After using cocaine, many people experience a crash that includes symptoms like exhaustion, depression and excessive sleep. After the crash is over, many people go back to cocaine use, repeating the cycle.
Over the long-term, psychological signs of cocaine addiction can include the development of cognitive symptoms that cause problems with:
Signs of cocaine addiction include experiencing out-of-control cravings and continuing to use the drug despite negative consequences. People who are addicted to cocaine will often find that their use of the drug is compulsive, and even if they try to stop, they can’t.
A person can overdose on cocaine when they take high doses. This impacts multiple organs in the body and can be fatal. A cocaine overdose is considered a medical emergency, and its symptoms can include:
Drug overdose can be fatal. If you suspect someone is experiencing an overdose, call 911 immediately. Do NOT be afraid to seek help. If you do not have access to a phone, contact Web Poison Control Services for online assistance.
If you are addicted to cocaine and want to stop using the drug, it is not as straightforward as just quitting cold turkey. Detoxing from cocaine creates a variety of withdrawal symptoms that can range in severity. Because symptoms can be uncomfortable or dangerous, it can be difficult to detox without medical assistance.
When a person takes cocaine on a regular basis, their body starts to depend on its presence to feel normal. Suddenly stopping the drug can lead to symptoms like:
Cocaine withdrawal typically doesn’t cause physical symptoms like vomiting and shaking; these are more common when detoxing from substances like alcohol. However, symptoms can vary based on your overall health. For example, co-occurring mental health disorders may affect withdrawal symptoms and complicate the detox process.

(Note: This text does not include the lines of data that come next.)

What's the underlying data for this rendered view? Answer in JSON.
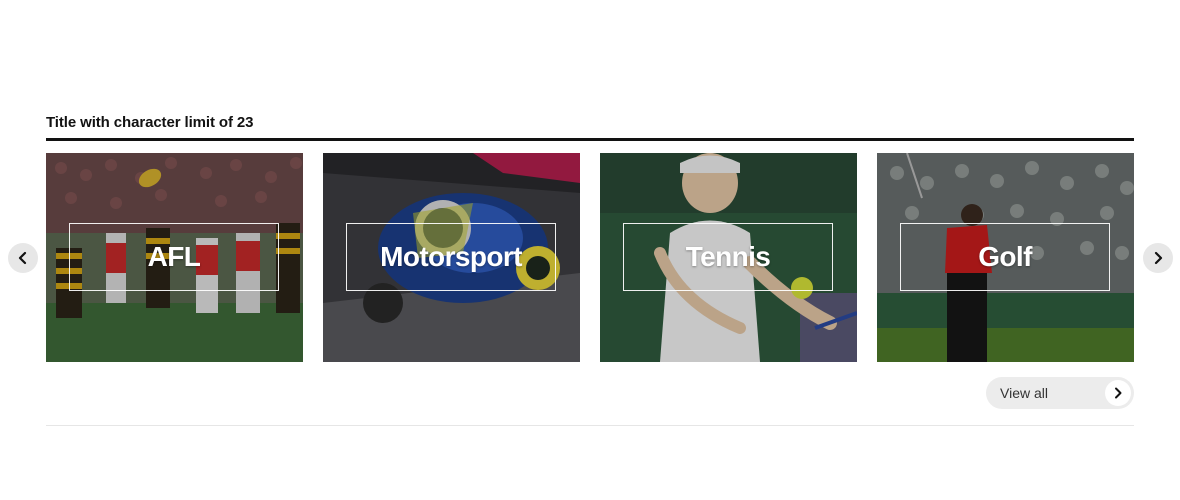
{
  "section": {
    "title": "Title with character limit of 23"
  },
  "carousel": {
    "prev_icon": "chevron-left-icon",
    "next_icon": "chevron-right-icon",
    "tiles": [
      {
        "label": "AFL"
      },
      {
        "label": "Motorsport"
      },
      {
        "label": "Tennis"
      },
      {
        "label": "Golf"
      }
    ]
  },
  "view_all": {
    "label": "View all",
    "icon": "chevron-right-icon"
  },
  "colors": {
    "title_rule": "#121212",
    "arrow_bg": "#e7e7e7",
    "view_all_bg": "#ececec"
  }
}
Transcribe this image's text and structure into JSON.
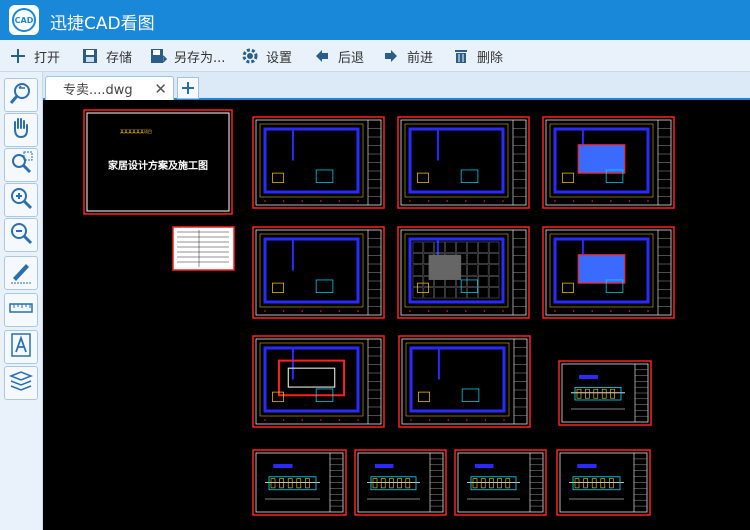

Withdrawal symptoms can be uncomfortable and even dangerous, which is why it’s best to seek out a medical cocaine detox program when quitting cocaine. It is especially important when you have co-occurring mental health disorders like depression or anxiety, as cocaine withdrawal can increase suicide risks.
In medical detox, withdrawal symptoms and complications can be quickly treated and monitored. A medical detox center can ensure that you remain adequately hydrated and receive proper nutritional support during the withdrawal process. Medical detox is often quite short, but it can be connected to an addiction rehab program that includes ongoing care, counseling and co-occurring mental health disorder treatment.
Recovery can be a complex process, and it’s important to consider many factors, including medical detox. If you are addicted to cocaine, it can be physically and psychologically challenging to work through withdrawal on your own. At a professional detox center, however, you will receive ongoing medical support and care that makes the detox process safer and more comfortable.
Detox alone is not enough to recover from cocaine addiction, though. For the best outcomes in recovery, it’s important to transition from detox to a professional addiction treatment program. You may want to consider a Colorado drug rehab facility like The Recovery Village at Palmer Lake, which offers:
Our full continuum of care allows you to gradually transition to less-intensive programs as you gain stability in your recovery. Detox and inpatient treatment help you overcome the difficult first steps of sobriety, while our outpatient and aftercare options give you the support needed to maintain long-term recovery.
If you are looking for drug rehab options in Colorado, The Recovery Village at Palmer Lake can help. Contact us today to learn more about cocaine addiction treatment programs that can work well for your needs.
The Recovery Village aims to improve the quality of life for people struggling with a substance use or mental health disorder with fact-based content about the nature of behavioral health conditions, treatment options and their related outcomes. We publish material that is researched, cited, edited and reviewed by licensed medical professionals. The information we provide is not intended to be a substitute for professional medical advice, diagnosis or treatment. It should not be used in place of the advice of your physician or other qualified healthcare provider.